= Beginning of Section =

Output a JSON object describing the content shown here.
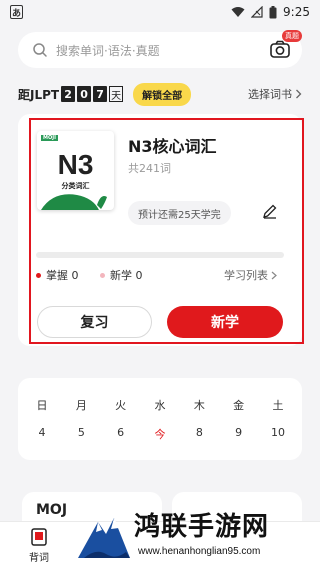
{
  "status_bar": {
    "app_badge": "あ",
    "time": "9:25"
  },
  "search": {
    "placeholder": "搜索单词·语法·真题",
    "camera_badge": "真题"
  },
  "countdown": {
    "label": "距JLPT",
    "digits": [
      "2",
      "0",
      "7"
    ],
    "day_unit": "天",
    "unlock_label": "解锁全部",
    "select_book_label": "选择词书"
  },
  "book": {
    "cover_logo": "MOJI",
    "cover_level": "N3",
    "cover_subtitle": "分类词汇",
    "title": "N3核心词汇",
    "word_count": "共241词",
    "estimate": "预计还需25天学完",
    "progress": 0,
    "mastered": "掌握 0",
    "new_words": "新学 0",
    "study_list": "学习列表",
    "review_button": "复习",
    "new_button": "新学",
    "accent_color": "#e0191c"
  },
  "calendar": {
    "weekdays": [
      "日",
      "月",
      "火",
      "水",
      "木",
      "金",
      "土"
    ],
    "dates": [
      "4",
      "5",
      "6",
      "今",
      "8",
      "9",
      "10"
    ]
  },
  "bottom_cards": {
    "left_title": "MOJ"
  },
  "tabbar": {
    "tab_label": "背词"
  },
  "watermark": {
    "text": "鸿联手游网",
    "url": "www.henanhonglian95.com"
  }
}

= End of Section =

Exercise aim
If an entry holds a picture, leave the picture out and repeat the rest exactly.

Answer section
Output a JSON object describing the content shown here.
{
  "status_bar": {
    "app_badge": "あ",
    "time": "9:25"
  },
  "search": {
    "placeholder": "搜索单词·语法·真题",
    "camera_badge": "真题"
  },
  "countdown": {
    "label": "距JLPT",
    "digits": [
      "2",
      "0",
      "7"
    ],
    "day_unit": "天",
    "unlock_label": "解锁全部",
    "select_book_label": "选择词书"
  },
  "book": {
    "cover_logo": "MOJI",
    "cover_level": "N3",
    "cover_subtitle": "分类词汇",
    "title": "N3核心词汇",
    "word_count": "共241词",
    "estimate": "预计还需25天学完",
    "progress": 0,
    "mastered": "掌握 0",
    "new_words": "新学 0",
    "study_list": "学习列表",
    "review_button": "复习",
    "new_button": "新学",
    "accent_color": "#e0191c"
  },
  "calendar": {
    "weekdays": [
      "日",
      "月",
      "火",
      "水",
      "木",
      "金",
      "土"
    ],
    "dates": [
      "4",
      "5",
      "6",
      "今",
      "8",
      "9",
      "10"
    ]
  },
  "bottom_cards": {
    "left_title": "MOJ"
  },
  "tabbar": {
    "tab_label": "背词"
  },
  "watermark": {
    "text": "鸿联手游网",
    "url": "www.henanhonglian95.com"
  }
}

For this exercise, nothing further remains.